• _What to work on_: Every line with the string "text" should be copied from the data.

━━━━━━━━━━

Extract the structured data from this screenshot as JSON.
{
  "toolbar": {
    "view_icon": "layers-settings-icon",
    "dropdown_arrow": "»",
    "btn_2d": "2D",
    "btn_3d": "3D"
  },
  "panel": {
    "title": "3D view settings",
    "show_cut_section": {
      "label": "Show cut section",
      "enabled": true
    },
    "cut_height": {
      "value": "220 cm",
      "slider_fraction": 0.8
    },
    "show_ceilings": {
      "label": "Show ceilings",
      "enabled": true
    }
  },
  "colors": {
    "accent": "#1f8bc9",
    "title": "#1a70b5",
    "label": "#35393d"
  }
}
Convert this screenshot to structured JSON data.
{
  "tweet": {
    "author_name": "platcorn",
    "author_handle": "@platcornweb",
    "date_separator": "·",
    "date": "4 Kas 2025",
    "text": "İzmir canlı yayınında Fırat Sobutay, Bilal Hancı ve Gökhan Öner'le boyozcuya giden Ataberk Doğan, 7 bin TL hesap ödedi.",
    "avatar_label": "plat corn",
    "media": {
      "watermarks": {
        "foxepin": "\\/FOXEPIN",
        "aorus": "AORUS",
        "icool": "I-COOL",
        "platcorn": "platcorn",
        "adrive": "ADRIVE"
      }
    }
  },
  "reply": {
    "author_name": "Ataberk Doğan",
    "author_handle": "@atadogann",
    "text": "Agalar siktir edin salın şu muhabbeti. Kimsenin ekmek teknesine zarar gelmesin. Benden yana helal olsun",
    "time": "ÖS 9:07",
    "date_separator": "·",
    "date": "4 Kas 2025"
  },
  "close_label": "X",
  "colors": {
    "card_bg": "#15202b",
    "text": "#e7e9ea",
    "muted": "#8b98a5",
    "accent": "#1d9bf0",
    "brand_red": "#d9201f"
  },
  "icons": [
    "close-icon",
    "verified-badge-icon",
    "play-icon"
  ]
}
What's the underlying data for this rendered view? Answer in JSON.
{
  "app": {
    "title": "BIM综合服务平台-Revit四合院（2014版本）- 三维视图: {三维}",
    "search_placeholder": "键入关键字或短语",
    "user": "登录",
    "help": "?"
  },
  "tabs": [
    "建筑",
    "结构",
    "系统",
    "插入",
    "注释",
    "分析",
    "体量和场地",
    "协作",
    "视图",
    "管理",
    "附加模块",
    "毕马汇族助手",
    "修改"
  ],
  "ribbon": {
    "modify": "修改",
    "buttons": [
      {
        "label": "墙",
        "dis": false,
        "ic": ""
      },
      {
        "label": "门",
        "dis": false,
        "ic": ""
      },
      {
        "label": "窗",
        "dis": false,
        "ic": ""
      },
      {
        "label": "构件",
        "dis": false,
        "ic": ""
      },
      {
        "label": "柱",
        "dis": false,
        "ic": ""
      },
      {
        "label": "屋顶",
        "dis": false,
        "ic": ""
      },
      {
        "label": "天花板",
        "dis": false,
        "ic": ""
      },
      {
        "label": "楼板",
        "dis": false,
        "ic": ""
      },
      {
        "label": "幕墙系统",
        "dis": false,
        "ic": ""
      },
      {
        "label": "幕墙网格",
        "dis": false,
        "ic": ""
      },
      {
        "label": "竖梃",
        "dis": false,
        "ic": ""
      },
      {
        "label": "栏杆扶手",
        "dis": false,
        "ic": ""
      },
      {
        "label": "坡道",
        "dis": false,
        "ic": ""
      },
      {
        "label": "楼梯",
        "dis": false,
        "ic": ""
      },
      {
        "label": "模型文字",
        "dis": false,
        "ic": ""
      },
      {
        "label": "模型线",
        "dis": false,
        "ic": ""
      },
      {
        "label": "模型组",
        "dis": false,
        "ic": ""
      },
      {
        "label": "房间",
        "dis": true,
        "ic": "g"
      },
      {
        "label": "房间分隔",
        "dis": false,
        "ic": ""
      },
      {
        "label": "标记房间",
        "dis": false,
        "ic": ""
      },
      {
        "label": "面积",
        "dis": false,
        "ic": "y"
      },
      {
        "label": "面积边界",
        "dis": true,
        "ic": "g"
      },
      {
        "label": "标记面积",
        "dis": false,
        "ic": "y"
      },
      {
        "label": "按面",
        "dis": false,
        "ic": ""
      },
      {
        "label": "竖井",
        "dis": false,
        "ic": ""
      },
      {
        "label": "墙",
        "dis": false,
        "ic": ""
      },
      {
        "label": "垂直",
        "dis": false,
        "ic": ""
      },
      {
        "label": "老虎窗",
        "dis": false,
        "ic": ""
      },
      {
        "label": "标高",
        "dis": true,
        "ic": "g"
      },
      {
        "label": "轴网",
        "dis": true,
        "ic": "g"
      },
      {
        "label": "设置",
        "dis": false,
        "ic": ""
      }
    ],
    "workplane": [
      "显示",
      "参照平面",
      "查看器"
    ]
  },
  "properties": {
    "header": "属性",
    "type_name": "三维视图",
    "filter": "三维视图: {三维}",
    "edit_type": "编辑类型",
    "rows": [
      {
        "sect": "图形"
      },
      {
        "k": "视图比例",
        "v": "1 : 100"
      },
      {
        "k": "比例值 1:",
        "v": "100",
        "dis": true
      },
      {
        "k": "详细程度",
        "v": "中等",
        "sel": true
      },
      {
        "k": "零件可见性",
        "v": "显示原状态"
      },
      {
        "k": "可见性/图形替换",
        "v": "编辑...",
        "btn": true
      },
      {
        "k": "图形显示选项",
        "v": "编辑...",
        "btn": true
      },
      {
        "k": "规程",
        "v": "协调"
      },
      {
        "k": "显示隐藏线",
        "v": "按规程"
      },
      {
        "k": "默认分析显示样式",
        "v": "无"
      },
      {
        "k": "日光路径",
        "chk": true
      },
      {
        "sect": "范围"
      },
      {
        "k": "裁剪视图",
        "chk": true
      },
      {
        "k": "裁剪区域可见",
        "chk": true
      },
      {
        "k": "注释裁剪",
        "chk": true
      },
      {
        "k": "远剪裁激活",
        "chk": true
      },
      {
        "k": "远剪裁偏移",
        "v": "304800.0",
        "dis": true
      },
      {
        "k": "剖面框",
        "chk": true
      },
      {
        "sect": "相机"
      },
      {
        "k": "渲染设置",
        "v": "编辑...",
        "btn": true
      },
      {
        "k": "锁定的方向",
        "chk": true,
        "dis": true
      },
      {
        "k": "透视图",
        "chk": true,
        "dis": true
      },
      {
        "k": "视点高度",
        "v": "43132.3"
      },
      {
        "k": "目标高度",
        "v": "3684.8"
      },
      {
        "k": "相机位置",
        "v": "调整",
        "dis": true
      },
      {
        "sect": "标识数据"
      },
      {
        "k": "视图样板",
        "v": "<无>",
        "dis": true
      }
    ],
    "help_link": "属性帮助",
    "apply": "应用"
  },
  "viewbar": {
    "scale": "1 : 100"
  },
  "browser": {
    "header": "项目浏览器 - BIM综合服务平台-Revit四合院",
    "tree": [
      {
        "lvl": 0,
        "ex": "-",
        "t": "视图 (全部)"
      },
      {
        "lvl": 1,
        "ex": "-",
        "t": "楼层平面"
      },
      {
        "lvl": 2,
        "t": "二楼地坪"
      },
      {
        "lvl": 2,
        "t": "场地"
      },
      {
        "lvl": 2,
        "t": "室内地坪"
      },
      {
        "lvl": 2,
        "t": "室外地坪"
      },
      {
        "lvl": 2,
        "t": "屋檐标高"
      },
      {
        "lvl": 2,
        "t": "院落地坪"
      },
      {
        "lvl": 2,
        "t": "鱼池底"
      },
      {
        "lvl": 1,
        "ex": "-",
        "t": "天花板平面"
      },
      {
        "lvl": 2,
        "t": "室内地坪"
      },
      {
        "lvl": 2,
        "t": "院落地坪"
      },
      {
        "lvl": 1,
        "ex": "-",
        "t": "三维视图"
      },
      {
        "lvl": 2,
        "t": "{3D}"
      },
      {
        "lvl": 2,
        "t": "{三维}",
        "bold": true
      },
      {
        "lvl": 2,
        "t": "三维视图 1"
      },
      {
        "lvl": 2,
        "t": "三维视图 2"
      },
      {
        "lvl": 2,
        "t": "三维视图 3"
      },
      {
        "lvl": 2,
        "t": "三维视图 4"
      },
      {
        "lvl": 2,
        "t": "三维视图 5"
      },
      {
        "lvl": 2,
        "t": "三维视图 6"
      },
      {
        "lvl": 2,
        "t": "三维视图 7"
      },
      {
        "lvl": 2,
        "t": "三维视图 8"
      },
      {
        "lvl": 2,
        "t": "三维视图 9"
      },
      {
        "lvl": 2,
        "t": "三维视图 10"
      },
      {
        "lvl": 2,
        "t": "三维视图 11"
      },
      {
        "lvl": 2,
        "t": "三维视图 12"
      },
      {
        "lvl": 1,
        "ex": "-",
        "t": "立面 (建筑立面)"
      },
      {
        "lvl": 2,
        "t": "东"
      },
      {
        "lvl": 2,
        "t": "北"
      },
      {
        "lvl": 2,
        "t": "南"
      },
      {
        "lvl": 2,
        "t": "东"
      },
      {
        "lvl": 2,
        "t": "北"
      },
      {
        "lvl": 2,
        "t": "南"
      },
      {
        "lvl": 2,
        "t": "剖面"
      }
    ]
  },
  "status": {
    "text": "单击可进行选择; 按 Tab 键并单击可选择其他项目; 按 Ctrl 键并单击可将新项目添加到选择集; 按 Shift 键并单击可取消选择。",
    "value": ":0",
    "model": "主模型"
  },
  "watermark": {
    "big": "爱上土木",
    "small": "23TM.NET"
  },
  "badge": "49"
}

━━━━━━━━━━

• _Solution for this task_:
    "text": "İzmir canlı yayınında Fırat Sobutay, Bilal Hancı ve Gökhan Öner'le boyozcuya giden Ataberk Doğan, 7 bin TL hesap ödedi.",
    "text": "Agalar siktir edin salın şu muhabbeti. Kimsenin ekmek teknesine zarar gelmesin. Benden yana helal olsun",
    "text": "#e7e9ea",
    "text": "单击可进行选择; 按 Tab 键并单击可选择其他项目; 按 Ctrl 键并单击可将新项目添加到选择集; 按 Shift 键并单击可取消选择。",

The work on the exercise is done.